تجزیه و تحلیل حساسیت از ارزیابی تاثیر نیروگاه های برق بر استاندارد زندگی با استفاده از فرایند تحلیل سلسله مراتبی
|کد مقاله||سال انتشار||مقاله انگلیسی||ترجمه فارسی||تعداد کلمات|
|26003||2008||13 صفحه PDF||سفارش دهید||9849 کلمه|
Publisher : Elsevier - Science Direct (الزویر - ساینس دایرکت)
Journal : Energy Conversion and Management, Volume 49, Issue 12, December 2008, Pages 3599–3611
Ten types of power plant were evaluated as to their impact on the living standard. Power plant evaluation incorporates a number of criteria that can be assessed either objectively or subjectively. Objective assessments are usually quantitative and are based on real data, while subjective assessments are rather qualitative and derive from decision makers’ intuition, culture and experience. Because of diversity of decision makers’ opinions, subjective assessments are due to vary. Several scenarios should therefore be examined in order to evaluate what happens under different assessments. Even objective assessments can vary because of data changes due to technology and socioeconomic evolution. This is why the application of a sensitivity analysis is required in order to examine result changes under different input data. This analysis should cover all criteria and subcriteria as well as their possible combinations in the different levels of the hierarchy tree. The results show that the five types of renewable energy based power plant rank in the first five positions regardless of criteria weight variations, due to their balanced high scores against them. Only biomass drops to the eighth position when quality of life has 100% weight. Nuclear power plants show impressive score and ranking variations between the first position for 100% quality of life weight and the tenth for 100% socioeconomic aspects weight. Natural gas based power plants rank slightly higher when quality of life importance increases while coal/lignite and oil have slightly better rankings when priority is given to socioeconomic aspects.

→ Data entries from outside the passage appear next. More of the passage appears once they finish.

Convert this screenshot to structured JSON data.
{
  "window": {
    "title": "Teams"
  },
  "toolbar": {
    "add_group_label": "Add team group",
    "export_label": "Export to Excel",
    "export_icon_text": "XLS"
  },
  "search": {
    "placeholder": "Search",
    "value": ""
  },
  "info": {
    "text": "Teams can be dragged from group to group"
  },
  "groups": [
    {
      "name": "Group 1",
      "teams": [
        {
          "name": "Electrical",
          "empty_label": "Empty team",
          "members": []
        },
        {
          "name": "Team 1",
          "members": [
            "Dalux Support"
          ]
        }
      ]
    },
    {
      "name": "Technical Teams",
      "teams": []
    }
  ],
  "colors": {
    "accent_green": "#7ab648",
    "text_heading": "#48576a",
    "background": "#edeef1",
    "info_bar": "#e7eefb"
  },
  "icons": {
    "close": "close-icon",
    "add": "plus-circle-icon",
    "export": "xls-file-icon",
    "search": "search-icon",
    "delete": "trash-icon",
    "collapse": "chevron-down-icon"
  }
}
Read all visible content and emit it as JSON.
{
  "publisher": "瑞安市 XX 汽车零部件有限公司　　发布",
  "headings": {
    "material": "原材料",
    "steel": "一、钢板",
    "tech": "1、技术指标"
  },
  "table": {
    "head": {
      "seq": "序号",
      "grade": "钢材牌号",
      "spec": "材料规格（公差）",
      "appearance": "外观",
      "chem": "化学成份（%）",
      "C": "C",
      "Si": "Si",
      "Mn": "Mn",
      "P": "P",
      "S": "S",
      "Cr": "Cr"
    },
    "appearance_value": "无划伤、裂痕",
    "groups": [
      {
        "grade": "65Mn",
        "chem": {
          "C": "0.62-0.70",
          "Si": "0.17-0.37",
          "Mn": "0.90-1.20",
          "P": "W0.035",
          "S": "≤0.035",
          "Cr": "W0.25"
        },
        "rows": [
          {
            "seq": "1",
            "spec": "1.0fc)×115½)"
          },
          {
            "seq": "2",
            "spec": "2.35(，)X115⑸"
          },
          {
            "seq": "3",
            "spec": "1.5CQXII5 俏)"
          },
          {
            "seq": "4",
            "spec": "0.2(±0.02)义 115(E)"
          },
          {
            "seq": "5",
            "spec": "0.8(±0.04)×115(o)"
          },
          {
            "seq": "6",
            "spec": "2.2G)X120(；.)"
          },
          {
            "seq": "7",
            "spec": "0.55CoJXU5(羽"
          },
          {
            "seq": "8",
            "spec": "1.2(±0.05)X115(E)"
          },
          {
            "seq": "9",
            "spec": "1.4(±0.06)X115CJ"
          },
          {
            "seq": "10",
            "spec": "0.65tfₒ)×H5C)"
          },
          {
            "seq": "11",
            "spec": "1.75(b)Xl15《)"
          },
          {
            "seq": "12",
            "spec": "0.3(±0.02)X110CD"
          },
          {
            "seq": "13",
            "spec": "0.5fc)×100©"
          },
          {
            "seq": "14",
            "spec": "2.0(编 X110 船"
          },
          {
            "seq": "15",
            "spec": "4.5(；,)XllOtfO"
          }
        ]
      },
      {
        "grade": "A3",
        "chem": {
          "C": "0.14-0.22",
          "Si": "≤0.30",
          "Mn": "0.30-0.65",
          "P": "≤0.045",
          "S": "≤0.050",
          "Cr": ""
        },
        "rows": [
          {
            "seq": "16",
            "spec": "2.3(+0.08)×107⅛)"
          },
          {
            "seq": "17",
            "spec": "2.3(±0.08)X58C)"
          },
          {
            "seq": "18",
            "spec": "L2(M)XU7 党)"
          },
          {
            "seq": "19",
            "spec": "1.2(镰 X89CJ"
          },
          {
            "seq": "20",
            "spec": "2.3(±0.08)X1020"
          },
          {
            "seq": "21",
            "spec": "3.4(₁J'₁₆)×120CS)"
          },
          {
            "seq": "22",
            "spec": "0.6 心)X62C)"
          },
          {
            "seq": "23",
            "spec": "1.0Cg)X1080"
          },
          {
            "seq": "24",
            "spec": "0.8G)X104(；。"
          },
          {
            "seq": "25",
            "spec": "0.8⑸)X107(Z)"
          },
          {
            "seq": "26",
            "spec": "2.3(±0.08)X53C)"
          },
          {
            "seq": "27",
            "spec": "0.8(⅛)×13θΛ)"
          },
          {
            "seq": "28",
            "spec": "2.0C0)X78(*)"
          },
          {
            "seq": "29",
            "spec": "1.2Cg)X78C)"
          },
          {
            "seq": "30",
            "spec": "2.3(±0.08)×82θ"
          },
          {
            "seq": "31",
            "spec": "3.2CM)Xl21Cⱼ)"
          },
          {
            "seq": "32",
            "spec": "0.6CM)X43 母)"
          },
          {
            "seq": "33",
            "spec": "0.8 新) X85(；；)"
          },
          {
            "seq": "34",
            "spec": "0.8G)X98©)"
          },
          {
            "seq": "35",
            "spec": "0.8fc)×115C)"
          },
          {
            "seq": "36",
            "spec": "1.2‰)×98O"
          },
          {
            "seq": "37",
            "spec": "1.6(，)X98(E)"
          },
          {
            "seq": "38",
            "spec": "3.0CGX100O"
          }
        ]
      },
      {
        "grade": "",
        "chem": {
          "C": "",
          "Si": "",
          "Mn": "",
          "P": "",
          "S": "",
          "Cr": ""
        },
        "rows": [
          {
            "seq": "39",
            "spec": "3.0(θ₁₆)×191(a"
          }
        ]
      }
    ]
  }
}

During the last decades, electricity generation contributed to socioeconomic development and changed people’s lives radically. Power plants based their operation mainly on coal and lignite while health and environmental damages were not examined as there were no historic data and their importance was undervalued  and . Today, electricity demand is growing rapidly leading to construction of new power plants. Resources are depleting and sustainable solutions are explored. Global warming is no more ignored and international agreements and protocols are signed in order to prevent proliferation of greenhouse gases , , , , ,  and . Lately, health issues raised as harmful consequences of power plants, are rising rapidly ,  and . Financial development and the rise of living standards led people to cope with the bad side effects caused by factors that sustained this development for many years. Evaluation of power plants is not simple as several criteria are involved to cover every aspect of modern society. Multicriteria analysis and externalities assessment can be applied to evaluate electricity generation systems on the living standard  and . A detailed analysis requires building of a model, the availability of appropriate data and the combination of objective and subjective evaluations. The analytic hierarchy process (AHP) is one of the most widely accepted methods used in multicriteria analysis to decompose complex problems into the appropriate hierarchy  and . It incorporates the measurement of scores of alternative solutions against criteria and subcriteria grouped appropriately in several levels of the hierarchy tree. AHP also requires the assessment of criteria weights on which the overall synthesis evaluation is based.
نتیجه گیری انگلیسی
Ten types of power plant were evaluated under several criteria. All factors that affect them were carefully examined in order to assess possible changes in final results when input data and criteria weights vary. The degree of the overall score and ranking alterations of the ten types of power plant under several representative sets of local and global criteria weighting, were thoroughly analyzed and compared. Five types of power plants, namely, photovoltaic, oil, coal/lignite, hydro and wind plants are the most stable with regard to criteria weight changes. Photovoltaics depict a remarkable stability under several criteria weightings, proving to be one of the best investments in the power plant generation sector under the criteria examined. Nuclear plant evaluation depicts the greatest score fluctuation. Nuclear plants rank first when “quality of life” has a 100% weight and last when “socioeconomic aspects” have a 100% weight. On the opposite, biomass ranks second when “socioeconomic aspects” have 100% weight and drops to the eighth position when “quality of life” has 100% weight. A rise in “quality of life” weight favours considerably nuclear and the two types of natural gas plant and less hydro and oil power plants. When the weight of “socioeconomic aspects” rise, biomass and geothermal power plants get the most benefit while wind, coal/lignite and photovoltaic improve less their overall score. Different technology and socioeconomic aspects as well as the decision makers’ culture and experience can lead to the most appropriate choice in each case.